[Start of Attachment]

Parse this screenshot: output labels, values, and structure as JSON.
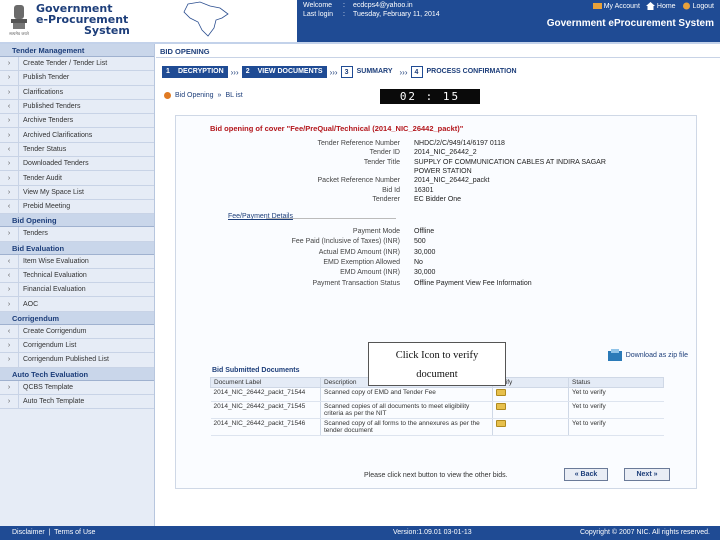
{
  "header": {
    "brand_line1": "Government",
    "brand_line2": "e-Procurement",
    "brand_line3": "System",
    "emblem_caption": "सत्यमेव जयते",
    "welcome_label": "Welcome",
    "welcome_value": "ecdcps4@yahoo.in",
    "last_login_label": "Last login",
    "last_login_value": "Tuesday, February 11, 2014",
    "my_account": "My Account",
    "home": "Home",
    "logout": "Logout",
    "system_title": "Government eProcurement System"
  },
  "sidebar": {
    "sections": [
      {
        "title": "Tender Management",
        "items": [
          {
            "bullet": "›",
            "label": "Create Tender / Tender List"
          },
          {
            "bullet": "›",
            "label": "Publish Tender"
          },
          {
            "bullet": "›",
            "label": "Clarifications"
          },
          {
            "bullet": "‹",
            "label": "Published Tenders"
          },
          {
            "bullet": "›",
            "label": "Archive Tenders"
          },
          {
            "bullet": "›",
            "label": "Archived Clarifications"
          },
          {
            "bullet": "‹",
            "label": "Tender Status"
          },
          {
            "bullet": "›",
            "label": "Downloaded Tenders"
          },
          {
            "bullet": "›",
            "label": "Tender Audit"
          },
          {
            "bullet": "›",
            "label": "View My Space List"
          },
          {
            "bullet": "‹",
            "label": "Prebid Meeting"
          }
        ]
      },
      {
        "title": "Bid Opening",
        "items": [
          {
            "bullet": "›",
            "label": "Tenders"
          }
        ]
      },
      {
        "title": "Bid Evaluation",
        "items": [
          {
            "bullet": "‹",
            "label": "Item Wise Evaluation"
          },
          {
            "bullet": "‹",
            "label": "Technical Evaluation"
          },
          {
            "bullet": "›",
            "label": "Financial Evaluation"
          },
          {
            "bullet": "›",
            "label": "AOC"
          }
        ]
      },
      {
        "title": "Corrigendum",
        "items": [
          {
            "bullet": "‹",
            "label": "Create Corrigendum"
          },
          {
            "bullet": "›",
            "label": "Corrigendum List"
          },
          {
            "bullet": "›",
            "label": "Corrigendum Published List"
          }
        ]
      },
      {
        "title": "Auto Tech Evaluation",
        "items": [
          {
            "bullet": "›",
            "label": "QCBS Template"
          },
          {
            "bullet": "›",
            "label": "Auto Tech Template"
          }
        ]
      }
    ]
  },
  "main": {
    "page_title": "BID OPENING",
    "steps": [
      {
        "num": "1",
        "label": "DECRYPTION"
      },
      {
        "num": "2",
        "label": "VIEW DOCUMENTS"
      },
      {
        "num": "3",
        "label": "SUMMARY"
      },
      {
        "num": "4",
        "label": "PROCESS CONFIRMATION"
      }
    ],
    "breadcrumb_1": "Bid Opening",
    "breadcrumb_sep": "»",
    "breadcrumb_2": "BL ist",
    "timer": "02 : 15",
    "panel_title": "Bid opening of cover \"Fee/PreQual/Technical (2014_NIC_26442_packt)\"",
    "info_rows": [
      {
        "k": "Tender Reference Number",
        "v": "NHDC/2/C/949/14/6197 0118"
      },
      {
        "k": "Tender ID",
        "v": "2014_NIC_26442_2"
      },
      {
        "k": "Tender Title",
        "v": "SUPPLY OF COMMUNICATION CABLES AT INDIRA SAGAR"
      },
      {
        "k": "",
        "v": "POWER STATION"
      },
      {
        "k": "Packet Reference Number",
        "v": "2014_NIC_26442_packt"
      },
      {
        "k": "Bid Id",
        "v": "16301"
      },
      {
        "k": "Tenderer",
        "v": "EC Bidder One"
      }
    ],
    "fee_details_label": "Fee/Payment Details",
    "fee_rows": [
      {
        "k": "Payment Mode",
        "v": "Offline"
      },
      {
        "k": "Fee Paid (Inclusive of Taxes) (INR)",
        "v": "500"
      },
      {
        "k": "Actual EMD Amount (INR)",
        "v": "30,000"
      },
      {
        "k": "EMD Exemption Allowed",
        "v": "No"
      },
      {
        "k": "EMD Amount (INR)",
        "v": "30,000"
      },
      {
        "k": "Payment Transaction Status",
        "v": "Offline Payment  View Fee Information"
      }
    ],
    "download_label": "Download as zip file",
    "tooltip_line1": "Click Icon to verify",
    "tooltip_line2": "document",
    "docs_title": "Bid Submitted Documents",
    "doc_headers": [
      "Document Label",
      "Description",
      "Verify",
      "Status"
    ],
    "docs": [
      {
        "label": "2014_NIC_26442_packt_71544",
        "desc": "Scanned copy of EMD and Tender Fee",
        "status": "Yet to verify"
      },
      {
        "label": "2014_NIC_26442_packt_71545",
        "desc": "Scanned copies of all documents to meet eligibility criteria as per the NIT",
        "status": "Yet to verify"
      },
      {
        "label": "2014_NIC_26442_packt_71546",
        "desc": "Scanned copy of all forms to the annexures as per the tender document",
        "status": "Yet to verify"
      }
    ],
    "instruction": "Please click next button to view the other bids.",
    "back_label": "« Back",
    "next_label": "Next »"
  },
  "footer": {
    "disclaimer": "Disclaimer",
    "sep": "|",
    "terms": "Terms of Use",
    "version": "Version:1.09.01 03-01-13",
    "copyright": "Copyright © 2007 NIC. All rights reserved."
  },
  "colors": {
    "brand_blue": "#1f4b94",
    "accent_orange": "#e8a13a",
    "title_red": "#b3161c",
    "sidebar_bg": "#e6ecf6"
  }
}
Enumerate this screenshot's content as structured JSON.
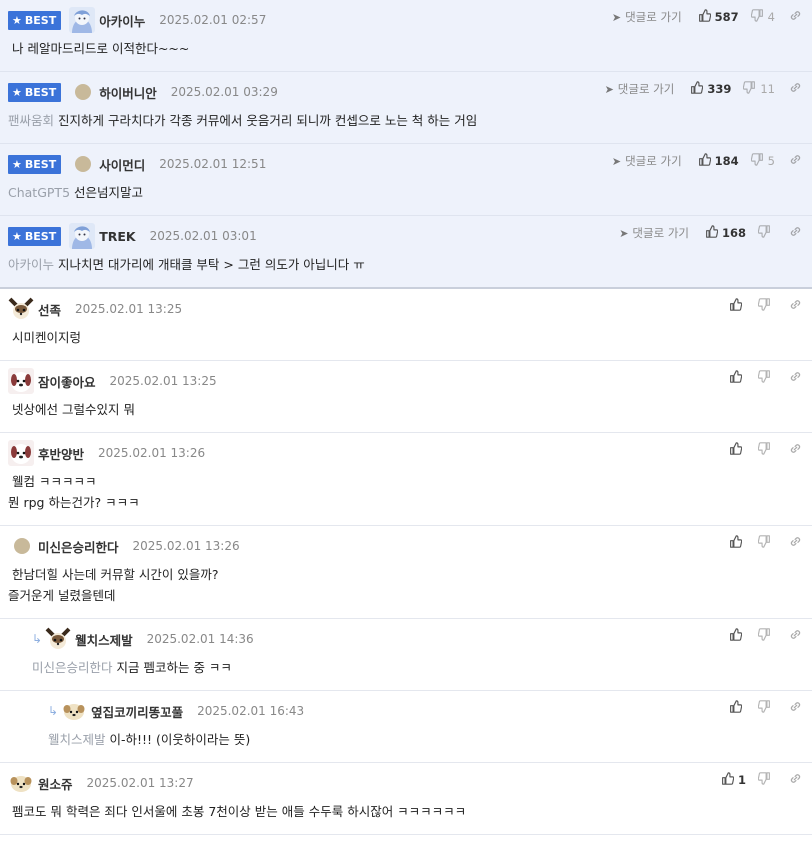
{
  "labels": {
    "best": "BEST",
    "reply_go": "댓글로 가기"
  },
  "best_comments": [
    {
      "nick": "아카이누",
      "avatar": "anime",
      "date": "2025.02.01 02:57",
      "likes": "587",
      "dislikes": "4",
      "prefix": "",
      "text": "나 레알마드리드로 이적한다~~~"
    },
    {
      "nick": "하이버니안",
      "avatar": "dot",
      "date": "2025.02.01 03:29",
      "likes": "339",
      "dislikes": "11",
      "prefix": "팬싸움회",
      "text": "진지하게 구라치다가 각종 커뮤에서 웃음거리 되니까 컨셉으로 노는 척 하는 거임"
    },
    {
      "nick": "사이먼디",
      "avatar": "dot",
      "date": "2025.02.01 12:51",
      "likes": "184",
      "dislikes": "5",
      "prefix": "ChatGPT5",
      "text": "선은넘지말고"
    },
    {
      "nick": "TREK",
      "avatar": "anime",
      "date": "2025.02.01 03:01",
      "likes": "168",
      "dislikes": "",
      "prefix": "아카이누",
      "text": "지나치면 대가리에 개태클 부탁 > 그런 의도가 아닙니다 ㅠ"
    }
  ],
  "comments": [
    {
      "nick": "선족",
      "avatar": "chihuahua",
      "date": "2025.02.01 13:25",
      "likes": "",
      "prefix": "",
      "text": "시미켄이지렁",
      "depth": 0
    },
    {
      "nick": "잠이좋아요",
      "avatar": "dog",
      "date": "2025.02.01 13:25",
      "likes": "",
      "prefix": "",
      "text": "넷상에선 그럴수있지 뭐",
      "depth": 0
    },
    {
      "nick": "후반양반",
      "avatar": "dog",
      "date": "2025.02.01 13:26",
      "likes": "",
      "prefix": "",
      "text": "웰컴 ㅋㅋㅋㅋㅋ\n뭔 rpg 하는건가? ㅋㅋㅋ",
      "depth": 0
    },
    {
      "nick": "미신은승리한다",
      "avatar": "dot",
      "date": "2025.02.01 13:26",
      "likes": "",
      "prefix": "",
      "text": "한남더힐 사는데 커뮤할 시간이 있을까?\n즐거운게 널렸을텐데",
      "depth": 0
    },
    {
      "nick": "웰치스제발",
      "avatar": "chihuahua",
      "date": "2025.02.01 14:36",
      "likes": "",
      "prefix": "미신은승리한다",
      "text": "지금 펨코하는 중 ㅋㅋ",
      "depth": 1
    },
    {
      "nick": "옆집코끼리똥꼬풀",
      "avatar": "puppy",
      "date": "2025.02.01 16:43",
      "likes": "",
      "prefix": "웰치스제발",
      "text": "이-하!!! (이웃하이라는 뜻)",
      "depth": 2
    },
    {
      "nick": "원소쥬",
      "avatar": "puppy",
      "date": "2025.02.01 13:27",
      "likes": "1",
      "prefix": "",
      "text": "펨코도 뭐 학력은 죄다 인서울에 초봉 7천이상 받는 애들 수두룩 하시잖어 ㅋㅋㅋㅋㅋㅋ",
      "depth": 0
    }
  ],
  "colors": {
    "best_bg": "#eef2fb",
    "badge": "#3b73d9",
    "reply_arrow": "#8fb0e0"
  }
}
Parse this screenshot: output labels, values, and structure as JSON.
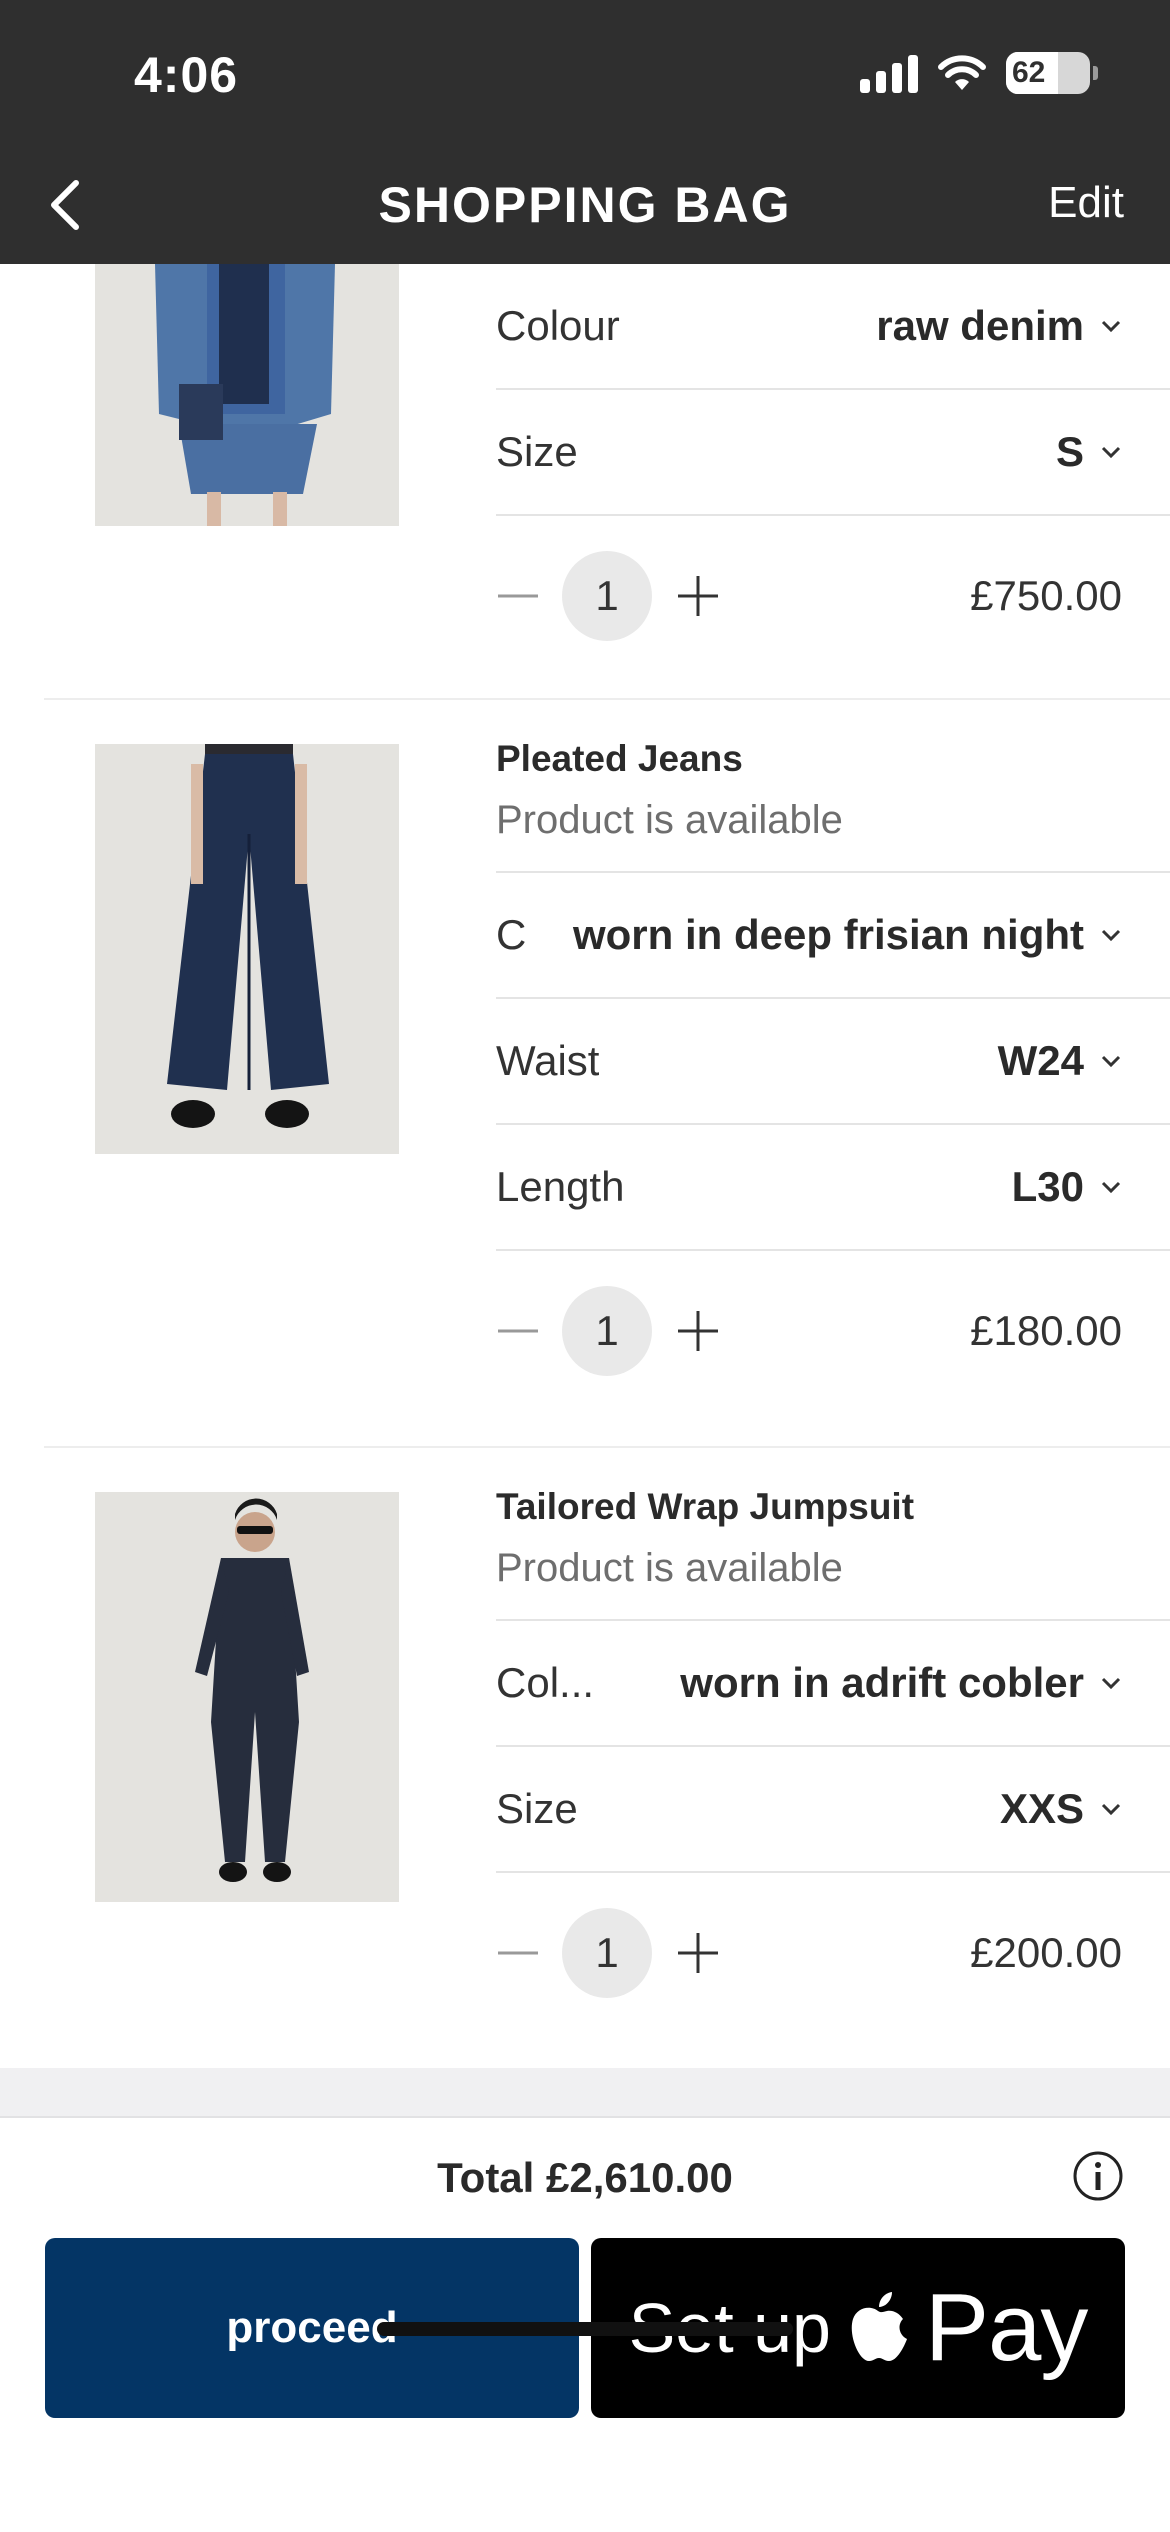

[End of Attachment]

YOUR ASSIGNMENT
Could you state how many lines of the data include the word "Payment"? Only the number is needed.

YOUR RESPONSE
4